* [Exercise materials]:
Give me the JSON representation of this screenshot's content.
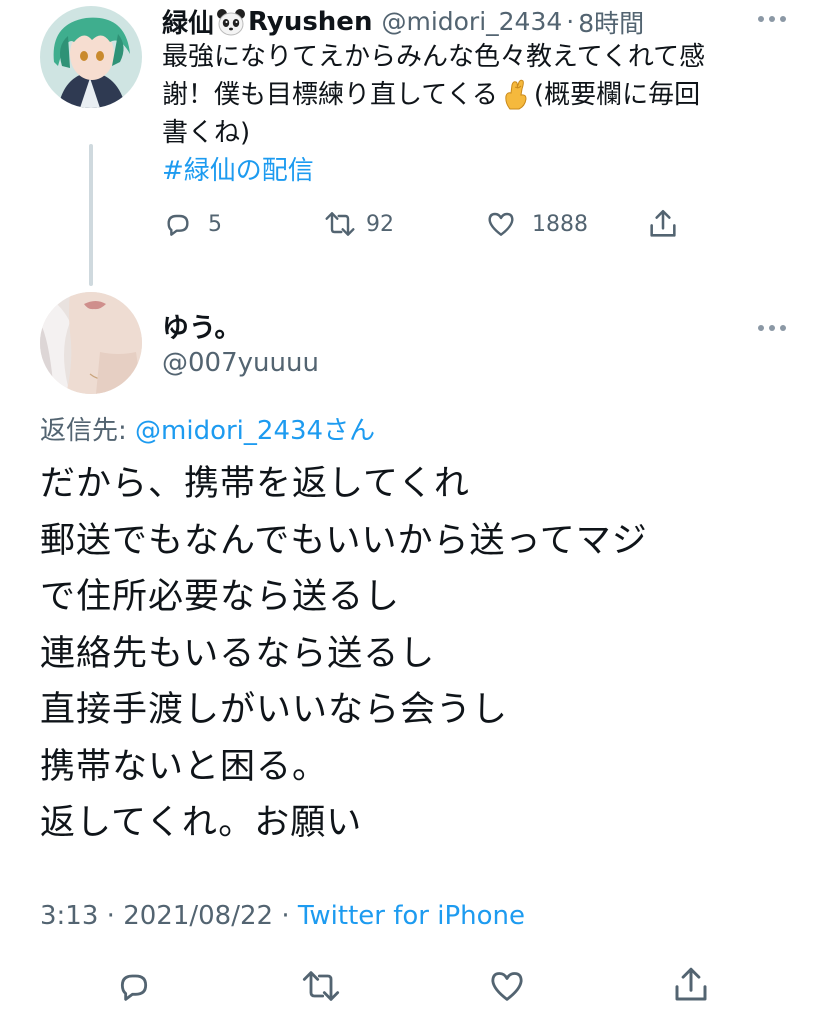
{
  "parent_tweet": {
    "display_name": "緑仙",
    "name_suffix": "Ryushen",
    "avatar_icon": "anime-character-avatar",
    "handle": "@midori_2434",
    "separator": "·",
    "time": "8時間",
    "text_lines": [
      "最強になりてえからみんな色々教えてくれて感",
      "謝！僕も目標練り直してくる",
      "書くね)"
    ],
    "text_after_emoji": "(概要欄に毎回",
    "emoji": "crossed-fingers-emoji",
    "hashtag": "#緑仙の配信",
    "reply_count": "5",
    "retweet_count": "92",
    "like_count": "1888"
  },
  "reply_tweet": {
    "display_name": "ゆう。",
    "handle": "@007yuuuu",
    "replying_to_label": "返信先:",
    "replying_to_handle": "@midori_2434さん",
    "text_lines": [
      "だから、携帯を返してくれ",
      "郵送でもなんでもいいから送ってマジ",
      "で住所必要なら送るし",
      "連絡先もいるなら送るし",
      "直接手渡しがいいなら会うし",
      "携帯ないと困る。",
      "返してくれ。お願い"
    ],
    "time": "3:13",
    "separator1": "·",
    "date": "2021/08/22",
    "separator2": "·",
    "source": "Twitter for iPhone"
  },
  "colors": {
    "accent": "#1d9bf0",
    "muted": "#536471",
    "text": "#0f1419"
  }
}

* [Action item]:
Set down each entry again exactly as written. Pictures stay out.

* [Solution to the exercise]:
Give me the JSON representation of this screenshot's content.
{
  "parent_tweet": {
    "display_name": "緑仙",
    "name_suffix": "Ryushen",
    "avatar_icon": "anime-character-avatar",
    "handle": "@midori_2434",
    "separator": "·",
    "time": "8時間",
    "text_lines": [
      "最強になりてえからみんな色々教えてくれて感",
      "謝！僕も目標練り直してくる",
      "書くね)"
    ],
    "text_after_emoji": "(概要欄に毎回",
    "emoji": "crossed-fingers-emoji",
    "hashtag": "#緑仙の配信",
    "reply_count": "5",
    "retweet_count": "92",
    "like_count": "1888"
  },
  "reply_tweet": {
    "display_name": "ゆう。",
    "handle": "@007yuuuu",
    "replying_to_label": "返信先:",
    "replying_to_handle": "@midori_2434さん",
    "text_lines": [
      "だから、携帯を返してくれ",
      "郵送でもなんでもいいから送ってマジ",
      "で住所必要なら送るし",
      "連絡先もいるなら送るし",
      "直接手渡しがいいなら会うし",
      "携帯ないと困る。",
      "返してくれ。お願い"
    ],
    "time": "3:13",
    "separator1": "·",
    "date": "2021/08/22",
    "separator2": "·",
    "source": "Twitter for iPhone"
  },
  "colors": {
    "accent": "#1d9bf0",
    "muted": "#536471",
    "text": "#0f1419"
  }
}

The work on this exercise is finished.